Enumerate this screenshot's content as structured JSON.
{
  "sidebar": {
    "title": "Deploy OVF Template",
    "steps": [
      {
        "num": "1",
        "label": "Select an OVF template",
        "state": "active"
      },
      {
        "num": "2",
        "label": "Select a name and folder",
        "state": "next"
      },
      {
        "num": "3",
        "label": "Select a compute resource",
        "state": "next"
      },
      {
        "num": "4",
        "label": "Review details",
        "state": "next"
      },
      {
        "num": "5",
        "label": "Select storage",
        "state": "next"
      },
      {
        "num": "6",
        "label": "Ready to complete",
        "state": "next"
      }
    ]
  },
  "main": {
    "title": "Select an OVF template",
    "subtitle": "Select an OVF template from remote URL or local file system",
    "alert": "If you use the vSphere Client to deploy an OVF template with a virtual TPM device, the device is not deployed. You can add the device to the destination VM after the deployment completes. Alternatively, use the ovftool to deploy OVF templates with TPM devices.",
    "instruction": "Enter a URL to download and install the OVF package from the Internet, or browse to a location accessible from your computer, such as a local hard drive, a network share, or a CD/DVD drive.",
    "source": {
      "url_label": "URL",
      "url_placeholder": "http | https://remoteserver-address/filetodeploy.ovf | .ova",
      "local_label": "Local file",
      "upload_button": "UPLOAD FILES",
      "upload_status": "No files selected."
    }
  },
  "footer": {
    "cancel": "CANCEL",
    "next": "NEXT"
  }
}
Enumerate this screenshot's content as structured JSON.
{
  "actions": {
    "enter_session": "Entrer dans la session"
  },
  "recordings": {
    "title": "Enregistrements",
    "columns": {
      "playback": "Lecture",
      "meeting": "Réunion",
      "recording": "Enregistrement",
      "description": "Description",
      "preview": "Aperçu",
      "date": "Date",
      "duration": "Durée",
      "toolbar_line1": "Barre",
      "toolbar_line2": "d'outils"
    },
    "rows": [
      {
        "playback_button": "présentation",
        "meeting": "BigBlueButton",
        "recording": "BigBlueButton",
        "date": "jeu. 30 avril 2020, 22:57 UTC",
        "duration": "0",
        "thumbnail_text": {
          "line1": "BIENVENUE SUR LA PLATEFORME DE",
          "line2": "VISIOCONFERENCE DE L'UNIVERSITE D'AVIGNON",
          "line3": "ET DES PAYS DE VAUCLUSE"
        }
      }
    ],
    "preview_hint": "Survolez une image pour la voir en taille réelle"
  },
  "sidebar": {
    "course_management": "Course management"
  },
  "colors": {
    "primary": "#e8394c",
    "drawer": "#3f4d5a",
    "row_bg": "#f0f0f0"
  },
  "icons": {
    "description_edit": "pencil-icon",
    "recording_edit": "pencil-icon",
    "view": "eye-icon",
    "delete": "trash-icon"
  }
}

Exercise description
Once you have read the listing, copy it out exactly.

Written response
Enumerate this screenshot's content as structured JSON.
{
  "sidebar": {
    "title": "Deploy OVF Template",
    "steps": [
      {
        "num": "1",
        "label": "Select an OVF template",
        "state": "active"
      },
      {
        "num": "2",
        "label": "Select a name and folder",
        "state": "next"
      },
      {
        "num": "3",
        "label": "Select a compute resource",
        "state": "next"
      },
      {
        "num": "4",
        "label": "Review details",
        "state": "next"
      },
      {
        "num": "5",
        "label": "Select storage",
        "state": "next"
      },
      {
        "num": "6",
        "label": "Ready to complete",
        "state": "next"
      }
    ]
  },
  "main": {
    "title": "Select an OVF template",
    "subtitle": "Select an OVF template from remote URL or local file system",
    "alert": "If you use the vSphere Client to deploy an OVF template with a virtual TPM device, the device is not deployed. You can add the device to the destination VM after the deployment completes. Alternatively, use the ovftool to deploy OVF templates with TPM devices.",
    "instruction": "Enter a URL to download and install the OVF package from the Internet, or browse to a location accessible from your computer, such as a local hard drive, a network share, or a CD/DVD drive.",
    "source": {
      "url_label": "URL",
      "url_placeholder": "http | https://remoteserver-address/filetodeploy.ovf | .ova",
      "local_label": "Local file",
      "upload_button": "UPLOAD FILES",
      "upload_status": "No files selected."
    }
  },
  "footer": {
    "cancel": "CANCEL",
    "next": "NEXT"
  }
}
Enumerate this screenshot's content as structured JSON.
{
  "actions": {
    "enter_session": "Entrer dans la session"
  },
  "recordings": {
    "title": "Enregistrements",
    "columns": {
      "playback": "Lecture",
      "meeting": "Réunion",
      "recording": "Enregistrement",
      "description": "Description",
      "preview": "Aperçu",
      "date": "Date",
      "duration": "Durée",
      "toolbar_line1": "Barre",
      "toolbar_line2": "d'outils"
    },
    "rows": [
      {
        "playback_button": "présentation",
        "meeting": "BigBlueButton",
        "recording": "BigBlueButton",
        "date": "jeu. 30 avril 2020, 22:57 UTC",
        "duration": "0",
        "thumbnail_text": {
          "line1": "BIENVENUE SUR LA PLATEFORME DE",
          "line2": "VISIOCONFERENCE DE L'UNIVERSITE D'AVIGNON",
          "line3": "ET DES PAYS DE VAUCLUSE"
        }
      }
    ],
    "preview_hint": "Survolez une image pour la voir en taille réelle"
  },
  "sidebar": {
    "course_management": "Course management"
  },
  "colors": {
    "primary": "#e8394c",
    "drawer": "#3f4d5a",
    "row_bg": "#f0f0f0"
  },
  "icons": {
    "description_edit": "pencil-icon",
    "recording_edit": "pencil-icon",
    "view": "eye-icon",
    "delete": "trash-icon"
  }
}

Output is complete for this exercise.